Interested Person: Any person interested may file an application for a compulsory license in the Indian Patent Office three (3) years after the grant date of a patent.  A “person interested” is interpreted broadly under the Act and includes a licensee of patent for which a compulsory license is sought.  The application must include the nature of the interest of the party filing for the license, the facts supporting the application and license conditions (royalty rates, etc.) the applicant is willing to accept.

Controller Review: The Controller will review the application and if satisfied that a prima facie case has been made will direct the applicant met the requirements to grant the license, will send a copy of the application to the patentee or any other person having an interest in the patent.  The application for the compulsory license will be published in the official journal of patents.

Within two (2) months of publication in the official journal, the patentee (or any other person) may file a notice of opposition opposing the application.  The notice of opposition must state the grounds of the opposition, the terms and conditions of a license that would be acceptable to the opponent and any evidence necessary to support the opposition.  A copy of the notice of opposition is provided to the applicant for the compulsory license.  A hearing is conducted during which both parties will have the right to be heard.  After each party is heard, the Controller will make his/her decision on the compulsory license.
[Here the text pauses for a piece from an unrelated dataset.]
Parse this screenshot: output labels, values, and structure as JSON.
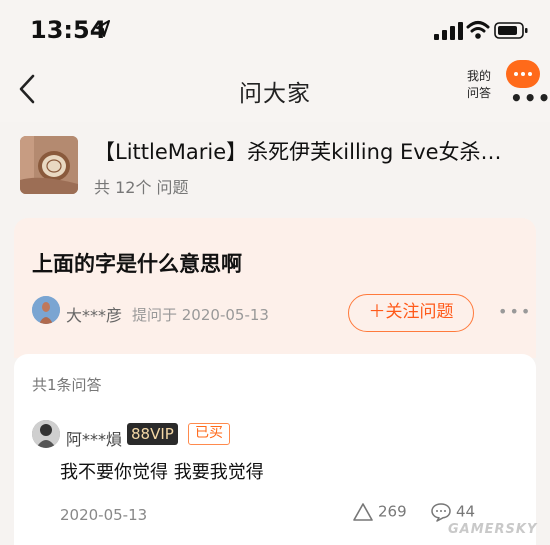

If after the Controller’s review of the application he/she is not satisfied that aprima facie case has been made, he/she will notify the applicant.  The applicant may then request a hearing within one (1) month from the date of such notification.  If the applicant does not request a hearing, the application for a compulsory license will be refused.  If the applicant files a request for a hearing, a hearing will be conducted and after hearing, the Controller will make a decision on whether or not to allow or refuse the compulsory license.  If the Controller decides to allow the compulsory license, the patentee or other person having an interest in the patent will be notified and the procedure described above will be followed.

After deciding to grant a compulsory license, the Controller will determine the terms and conditions of the license.  For example, in the case involving Nexavar®, a non-exclusive, non-assignable license was given Natco.  In addition, the Controller initially awarded Bayer a royalty of 6% for sales of Nexavar® by Natco.  The IPAB increased this royalty to 7%.

To read Part 2 of this blog, click here.

Thanks to the Chadha & Chadha firm for providing their insights to the BRIC Wall on compulsory licensing.

©2020 MICHAEL BEST & FRIEDRICH LLPNational Law Review, Volume III, Number 138


About this Author

Lisa Mueller, Michael Best, Patent application Attorney, intellectual property lawyer,
Partner, Industry Group Chair, Life Sciences

Lisa provides strategic counsel on complex patent issues to clients in the pharmaceutical, biopharmaceutical, biotechnology and chemistry sectors. She brings an in-depth knowledge and extensive experience to her work advising clients on patent protection, freedom to operate and invalidity of blockbuster drugs they aim to produce and distribute.

Lisa’s advice on the full spectrum of global intellectual property portfolio management includes patent prosecution, opposition and other post-grant proceedings